These experiments were prepared by an International Science Team and coordinated by Prof. V. Shevtsova (MRC-ULB). The MRC team was responsible for the development and implementation of the experiment, while the numerical and theoretical support is shared between all participants (MRC, Ryerson University, Toronto, Canada and a Russian team from Perm). Numerical simulations of all the runs were performed prior to the flight; the experimental technique was tested and fine-tuned in Parabolic Flight experiments; the software for image processing was in-house developed. It allowed controlling the performance and analyzing the first results of the experiment in real time. The current running task is to process the thousands of images, which arrived on the ground on a flash disk, and to find explanation to those observations, which were not expected. The research group “Non-linear phenomena in fluids” (NLF) led by V. Shevtsova is extensively working on the project.

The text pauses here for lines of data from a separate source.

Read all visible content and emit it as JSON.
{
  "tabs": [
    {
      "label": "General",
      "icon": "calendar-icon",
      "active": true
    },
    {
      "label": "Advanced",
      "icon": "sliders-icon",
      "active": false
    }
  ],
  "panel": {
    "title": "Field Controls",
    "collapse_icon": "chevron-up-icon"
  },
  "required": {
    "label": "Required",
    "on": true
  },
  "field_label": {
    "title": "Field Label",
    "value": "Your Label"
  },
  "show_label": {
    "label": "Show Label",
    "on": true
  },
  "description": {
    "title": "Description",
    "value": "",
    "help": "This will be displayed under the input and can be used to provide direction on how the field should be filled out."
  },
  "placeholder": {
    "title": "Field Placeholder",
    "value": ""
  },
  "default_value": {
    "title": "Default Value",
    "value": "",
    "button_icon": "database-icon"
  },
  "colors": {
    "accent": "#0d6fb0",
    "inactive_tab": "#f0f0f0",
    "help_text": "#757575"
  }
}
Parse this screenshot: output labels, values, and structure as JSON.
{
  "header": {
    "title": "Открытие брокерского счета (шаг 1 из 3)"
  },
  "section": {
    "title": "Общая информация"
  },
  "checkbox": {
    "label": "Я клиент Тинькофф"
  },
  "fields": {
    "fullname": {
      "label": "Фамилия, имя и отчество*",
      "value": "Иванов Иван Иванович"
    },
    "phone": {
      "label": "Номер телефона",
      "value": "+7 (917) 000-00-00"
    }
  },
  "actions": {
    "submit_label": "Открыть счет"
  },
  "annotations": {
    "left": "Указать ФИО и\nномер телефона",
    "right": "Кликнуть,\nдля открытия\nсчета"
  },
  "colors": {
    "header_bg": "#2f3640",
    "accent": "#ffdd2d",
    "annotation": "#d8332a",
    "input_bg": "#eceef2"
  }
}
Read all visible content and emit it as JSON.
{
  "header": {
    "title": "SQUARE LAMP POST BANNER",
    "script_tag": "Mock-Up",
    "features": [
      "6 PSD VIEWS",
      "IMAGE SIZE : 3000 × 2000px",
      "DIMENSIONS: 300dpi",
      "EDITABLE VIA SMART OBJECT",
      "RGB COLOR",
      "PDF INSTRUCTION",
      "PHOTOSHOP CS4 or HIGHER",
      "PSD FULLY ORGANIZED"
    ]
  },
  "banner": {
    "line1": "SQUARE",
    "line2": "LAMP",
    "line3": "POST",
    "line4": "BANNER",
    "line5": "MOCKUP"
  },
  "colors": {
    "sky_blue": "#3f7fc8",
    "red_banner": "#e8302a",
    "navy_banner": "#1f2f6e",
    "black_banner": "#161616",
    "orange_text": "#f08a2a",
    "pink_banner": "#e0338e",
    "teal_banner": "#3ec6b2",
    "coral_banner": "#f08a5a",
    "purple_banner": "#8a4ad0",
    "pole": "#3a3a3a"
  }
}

International Space Station (ISS):
Oct. 2009 - Jan. 2010
The experiments performed on the ISS and in Parabolic Flights (PF) provided the first experimental evidence of thermo- and soluto-vibrational convection in reduced gravity environment. The PF experiments showed that the flow develops in parallel planes formed by the direction of vibration and temperature gradient. The flow patterns in all such planes are similar, so the total flow can be described as quasi two-dimensional. In the ISS experiments the concentration of liquid mixture contributes to the density variation in addition to the thermal effect. Unlike to PF the images from the ISS experiments reveal 3D flow structure. The science team works on the theoretical model for the explanations of these findings. Besides, experiments on the ISS show that for the system under consideration on-board g-jitters do not perturb the diffusive process.
The details on these particular results one may find in recent selected publications:
Thermo-vibrational convection. Comparison of (a) experimental from PF and ( b) numerical results. Colors show the temperature field in perpendicular directions and black dots show the trajectory of tracer particles.
Parabolic flight scenario.
Concentration field caused by vibrational convection. Results from the ISS, run 15.
Enchantment of the heat transfer by vibrations. Nusselt number as function of vibrational forcing.